5. Center SA, Bunch SE, Baldwin BH, et al. Comparison of sulfobromophthalein and indocyanine green clearances in the cat. Am J Vet Res 1983;44:727-730.
6. Court M, Greenblatt D. Molecular genetic basis for deficient acetaminophen glucuronidation by cats: UGT1A6 is a pseudogene, and evidence for reduced diversity of expressed hepatic UGT1A isoforms. Pharmacogenetics 2000;10:355-369.
7. Culebras JM, Fitzpatrick GF, Brennan MF, et al. Total body water and the exchangeable hydrogen II. A review of comparative data from animals based on isotope dilution and desiccation with a report of new data from the rat. Am J Physiol 1977;232:R60-R65.
8. Johnston KL, Ballevre OP, Batt RM. Use of an orally administered combined sugar solution to evaluate intestinal absorption and permeability in cats. Am J Vet Res 2001;62:111-118.
9. Chandler M, Guilford G, Lawoko C. Radioopaque markers to evaluate gastric emptying and small intestine transit time in healthy cats. J Vet Intern Med 1997;11:361-364.
10. Hendrick MJ. Historical review and current knowledge of risk factors involved in feline vaccine-associated sarcomas. J Am Vet Med Assoc 1998;213:1422-1423.

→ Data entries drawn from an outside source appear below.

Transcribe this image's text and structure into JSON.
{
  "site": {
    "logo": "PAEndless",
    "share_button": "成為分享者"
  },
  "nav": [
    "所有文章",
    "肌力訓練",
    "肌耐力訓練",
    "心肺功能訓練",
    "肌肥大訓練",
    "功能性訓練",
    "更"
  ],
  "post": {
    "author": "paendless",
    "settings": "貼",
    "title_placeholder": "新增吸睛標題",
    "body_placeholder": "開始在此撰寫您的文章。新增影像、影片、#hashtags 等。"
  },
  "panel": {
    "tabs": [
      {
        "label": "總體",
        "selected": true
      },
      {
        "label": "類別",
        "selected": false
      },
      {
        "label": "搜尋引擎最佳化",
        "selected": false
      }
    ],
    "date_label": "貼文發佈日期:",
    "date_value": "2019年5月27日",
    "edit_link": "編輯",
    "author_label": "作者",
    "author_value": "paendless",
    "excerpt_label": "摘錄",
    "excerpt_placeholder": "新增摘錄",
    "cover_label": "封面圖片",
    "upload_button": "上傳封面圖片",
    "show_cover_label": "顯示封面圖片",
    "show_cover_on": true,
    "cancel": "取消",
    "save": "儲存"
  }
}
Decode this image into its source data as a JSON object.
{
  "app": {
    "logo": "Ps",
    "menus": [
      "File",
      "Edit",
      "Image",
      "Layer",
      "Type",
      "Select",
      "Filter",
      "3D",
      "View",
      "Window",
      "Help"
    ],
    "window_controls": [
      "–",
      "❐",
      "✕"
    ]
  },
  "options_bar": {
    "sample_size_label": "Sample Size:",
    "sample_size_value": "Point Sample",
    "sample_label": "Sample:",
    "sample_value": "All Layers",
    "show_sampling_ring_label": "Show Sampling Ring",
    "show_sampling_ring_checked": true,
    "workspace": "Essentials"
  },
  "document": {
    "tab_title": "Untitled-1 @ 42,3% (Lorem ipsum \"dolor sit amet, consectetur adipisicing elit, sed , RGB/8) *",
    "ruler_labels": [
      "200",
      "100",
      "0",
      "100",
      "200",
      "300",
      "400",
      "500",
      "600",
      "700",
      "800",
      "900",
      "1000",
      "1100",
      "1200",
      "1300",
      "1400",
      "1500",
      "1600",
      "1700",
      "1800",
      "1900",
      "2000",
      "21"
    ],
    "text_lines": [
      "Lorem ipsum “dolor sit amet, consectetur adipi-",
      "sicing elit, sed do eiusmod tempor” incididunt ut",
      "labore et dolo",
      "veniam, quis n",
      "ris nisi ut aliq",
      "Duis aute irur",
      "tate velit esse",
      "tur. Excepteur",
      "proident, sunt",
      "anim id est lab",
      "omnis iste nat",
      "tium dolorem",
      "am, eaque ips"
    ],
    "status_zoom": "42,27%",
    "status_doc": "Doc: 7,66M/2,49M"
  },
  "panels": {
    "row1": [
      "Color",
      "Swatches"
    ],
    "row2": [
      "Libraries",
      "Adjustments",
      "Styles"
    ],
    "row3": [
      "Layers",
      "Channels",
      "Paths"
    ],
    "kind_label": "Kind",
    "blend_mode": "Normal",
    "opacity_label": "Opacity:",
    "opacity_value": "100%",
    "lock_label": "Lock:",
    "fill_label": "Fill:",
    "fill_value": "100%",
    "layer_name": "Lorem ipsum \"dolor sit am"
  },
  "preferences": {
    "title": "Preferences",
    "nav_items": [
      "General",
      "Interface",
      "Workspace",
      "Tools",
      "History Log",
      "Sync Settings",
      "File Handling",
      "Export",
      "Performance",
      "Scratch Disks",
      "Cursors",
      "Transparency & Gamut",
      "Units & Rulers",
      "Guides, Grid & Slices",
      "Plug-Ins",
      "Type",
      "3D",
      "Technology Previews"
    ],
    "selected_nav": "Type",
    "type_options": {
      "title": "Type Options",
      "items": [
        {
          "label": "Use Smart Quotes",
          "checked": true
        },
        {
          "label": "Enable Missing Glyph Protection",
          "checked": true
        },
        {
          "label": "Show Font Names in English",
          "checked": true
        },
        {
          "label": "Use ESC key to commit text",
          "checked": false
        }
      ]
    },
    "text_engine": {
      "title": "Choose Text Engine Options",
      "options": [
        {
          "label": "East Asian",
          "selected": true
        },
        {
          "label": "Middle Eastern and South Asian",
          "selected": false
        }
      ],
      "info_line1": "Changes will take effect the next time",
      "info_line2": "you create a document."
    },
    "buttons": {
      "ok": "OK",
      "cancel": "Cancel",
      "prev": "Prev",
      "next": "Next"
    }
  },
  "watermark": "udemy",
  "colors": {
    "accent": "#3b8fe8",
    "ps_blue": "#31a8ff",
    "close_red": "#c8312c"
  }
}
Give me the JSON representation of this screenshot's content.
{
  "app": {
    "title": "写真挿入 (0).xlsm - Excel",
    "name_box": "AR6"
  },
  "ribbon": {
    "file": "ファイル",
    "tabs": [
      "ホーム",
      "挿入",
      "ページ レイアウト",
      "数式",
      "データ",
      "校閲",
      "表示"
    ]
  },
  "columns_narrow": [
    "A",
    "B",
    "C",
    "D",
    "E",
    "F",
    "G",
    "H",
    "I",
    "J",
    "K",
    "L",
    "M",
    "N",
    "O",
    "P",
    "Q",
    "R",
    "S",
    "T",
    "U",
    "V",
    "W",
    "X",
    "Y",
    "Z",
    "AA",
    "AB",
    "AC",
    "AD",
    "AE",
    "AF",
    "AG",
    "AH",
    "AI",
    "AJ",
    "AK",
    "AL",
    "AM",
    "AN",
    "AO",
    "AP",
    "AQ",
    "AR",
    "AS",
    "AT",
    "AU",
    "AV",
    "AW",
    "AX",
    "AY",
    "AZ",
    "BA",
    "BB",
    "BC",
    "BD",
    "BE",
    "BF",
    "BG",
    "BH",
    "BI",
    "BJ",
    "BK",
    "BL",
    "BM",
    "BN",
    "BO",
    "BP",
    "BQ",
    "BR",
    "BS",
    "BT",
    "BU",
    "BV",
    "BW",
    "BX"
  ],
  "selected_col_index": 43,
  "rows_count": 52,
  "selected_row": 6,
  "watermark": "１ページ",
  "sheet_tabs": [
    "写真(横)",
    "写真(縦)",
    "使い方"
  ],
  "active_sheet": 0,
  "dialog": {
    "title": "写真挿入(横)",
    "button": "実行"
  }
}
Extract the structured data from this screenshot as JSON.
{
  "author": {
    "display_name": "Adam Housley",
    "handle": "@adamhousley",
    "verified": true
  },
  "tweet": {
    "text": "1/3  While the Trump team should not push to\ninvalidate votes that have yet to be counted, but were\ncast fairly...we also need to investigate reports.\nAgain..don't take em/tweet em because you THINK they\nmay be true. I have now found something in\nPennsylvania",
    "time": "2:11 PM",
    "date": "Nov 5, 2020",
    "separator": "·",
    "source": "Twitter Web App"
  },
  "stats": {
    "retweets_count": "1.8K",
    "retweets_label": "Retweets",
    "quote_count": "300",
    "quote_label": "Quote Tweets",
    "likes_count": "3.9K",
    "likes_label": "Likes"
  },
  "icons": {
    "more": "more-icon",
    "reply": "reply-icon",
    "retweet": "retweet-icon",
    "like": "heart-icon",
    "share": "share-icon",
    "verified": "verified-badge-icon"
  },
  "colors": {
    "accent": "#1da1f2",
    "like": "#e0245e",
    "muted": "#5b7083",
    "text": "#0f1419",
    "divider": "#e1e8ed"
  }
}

11. Klatt P, Muschaweck R, Bossaller W, et al. Method of collecting urine and comparative investigation of quantities excreted by cats and dogs after administration of furosemide. Am J Vet Res 1975;36:919-923.
12. Le Garreres A, Laroute V, De La Farge F, et al. Disposition of plasma creatinine in non-azotaemic and moderately azotaemic dogs. J Fel Med Surg 2007, in press.
13. Monteiro-Riviere NA, Bristol DG, Manning TO, et al. Interspecies and interregional analysis of the comparative thickness and laser Doppler blood flow measurements of five cutaneous sites in nine species. J Invest Dermatol 1990;58:582-586.
14. Riond JL, Vaden SL, Riviere JE. Comparative pharmacokinetics of doxycycline in cats and dogs. J Vet Pharmacol Ther 1990;13:415-424.
15. Riviere J, Papich M. Potential and problems of developing transdermal patches for veterinary applications. Adv Drug Delivery Rec 2001;50:175-203.
16. Robertson SA, Taylor PM, Sear JW. Systemic uptake of buprenorphine by cats after oral mucosal administration. Vet Rec 2003; 31:675-678.
17. Sarasola P, Jernigan AD, Walker DK, et al. Pharmacokinetics of selamectin following intravenous, oral and topical administration in cats and dogs. J Vet Pharmacol Ther 2002;25:265-272.
18. Steffey EP, Howland D. Isoflurane potency in the dog and cat. Am J Vet Res 1977;38:1833-1836.
19. Sutton SC. Companion animal physiology and dosage form performance. Adv Drug Deliv Rev 2004;56:1383-1398.
20. Taylor P, Delatour P, Landoni F, et al. Pharmacodynamics and enantioselective pharmacokinetics of carprofen in cats. Res Vet Sci 1996;60:144-151.
21. Thombre AG. Oral delivery of medications to companion animals: palatability considerations. Adv Drug Deliv Rev 2004;56:1399-1413.